SALLY BALL is the author of Wreck Me and Annus Mirabilis. She has published essays and reviews in NOR, Pleiades, the Review of Contemporary Fiction, The Volta, and elsewhere. Her poems have appeared in The American Poetry Review, Ecotone, Harvard Review, and other magazines, as well as online at Narrative and Slate, and in The Best American Poetry. An associate professor of English at Arizona State University, Ball is also an associate director of Four Way Books. She has received fellowships from the Arizona Commission on the Arts, the Bread Loaf Writers’ Conference, CAMAC Centre d’Art, the James Merrill House, and the Ucross Foundation.
Each Tuesday we feature audio or video of an SR Contributor reading their work. Today we’re proud to feature a vodcast by Sally Ball.
Sally Ball is the author of Annus Mirabilis and Wreck Me, both from Barrow Street Press. An associate director of Four Way Books, she’s an assistant professor of English Arizona State University. Her website is saralouiseball.com.
Jason Wright is an ASU senior majoring in Creative Writing with a focus on Poetry, and an Arizona native. He has studied under such poets as Sally Ball and Norman Dubie, and is currently examining the effects of poetic form under the guidance of Terry Hummer. Having grown up around computers, he is also very tech and internet savvy, and currently boasts a day-job doing web design and development for a small business in Glendale, AZ.
Superstition Review: What is your position with Superstition Review and what are your responsibilities?
Jason Wright: I am a Poetry Editor and I am responsible for working with my co-editor to solicit poets for publication with the magazine this issue, in addition to researching their work and negotiating with said poets. I will also be responsible for voting for my favorite works to be published within the magazine.
SR: Why did you decide to get involved with Superstition Review?
JW:I decided to get involved with the magazine because I wanted to have a taste of editorship within a magazine–both for experience, and to see if it is something I may be interested in.
SR: Besides interning for Superstition Review, how do you spend your time?
JW: Besides interning for SR, I spend my time teaching myself various web development techniques, studying poetry, writing poetry, writing music, playing guitar, and working for a small business.
SR: What other position(s) for Superstition Review would you like to try out?
JW: I would be willing to try out the photoshop editor and the web design position in upcoming issues.
SR: Describe one of your favorite literary works.
JW: One of my favorite literary works is The Illiad, because I think Homer does a fantastic job weaving the depiction of battle into his epic poetry.

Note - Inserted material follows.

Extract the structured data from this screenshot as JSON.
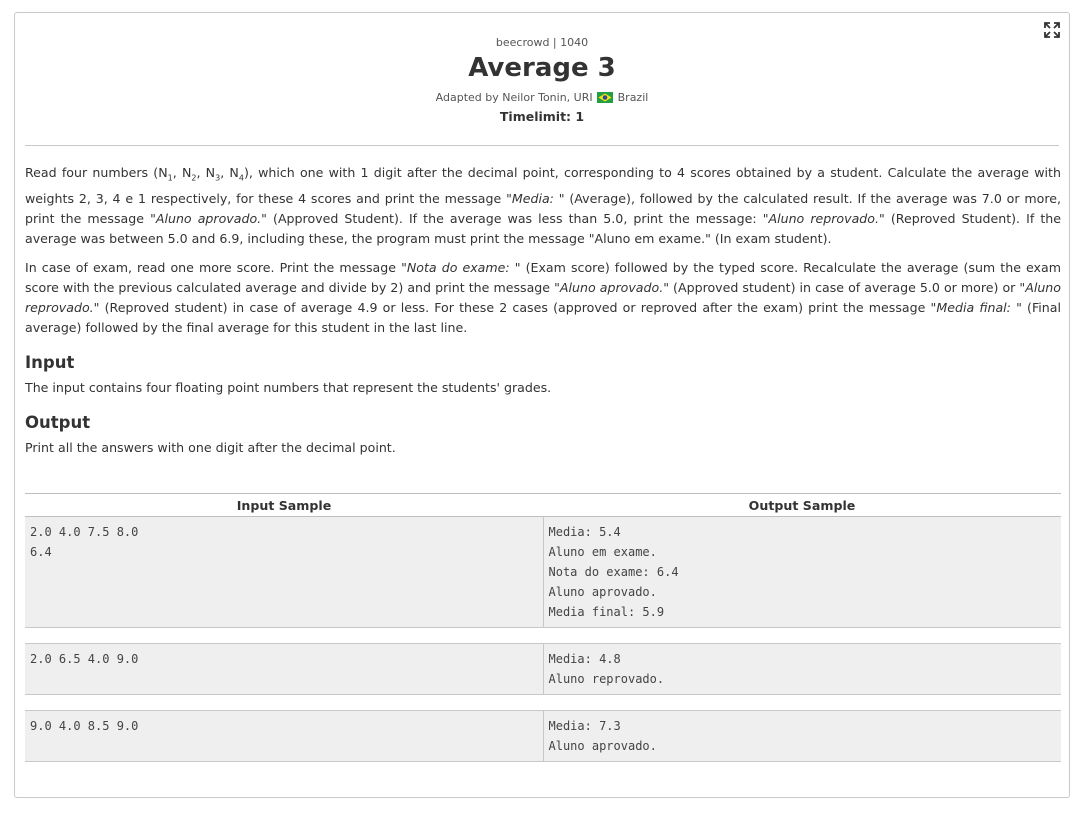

SR: What are you currently reading?
JW: I am currently reading Anthony Burgess’ A Clockwork Orange and Charlaine Harris’ Definitely Dead.
SR: Creatively, what are you currently working on?
JW: Creatively, I’m working on building, from scratch, a linux-based media storage server for my apartment, and am also working on building a story for a contemporary-styled epic poem about Greece’s birth.
SR: Where do you see yourself in 10 years?
JW: In 10 years, I will hopefully have written a few books of poetry, will have a steady job involving web development, will have learned Java and will be able to write applications for Android phones, and will have written, produced and released at least one album of music. Or, at the very least, two of these things.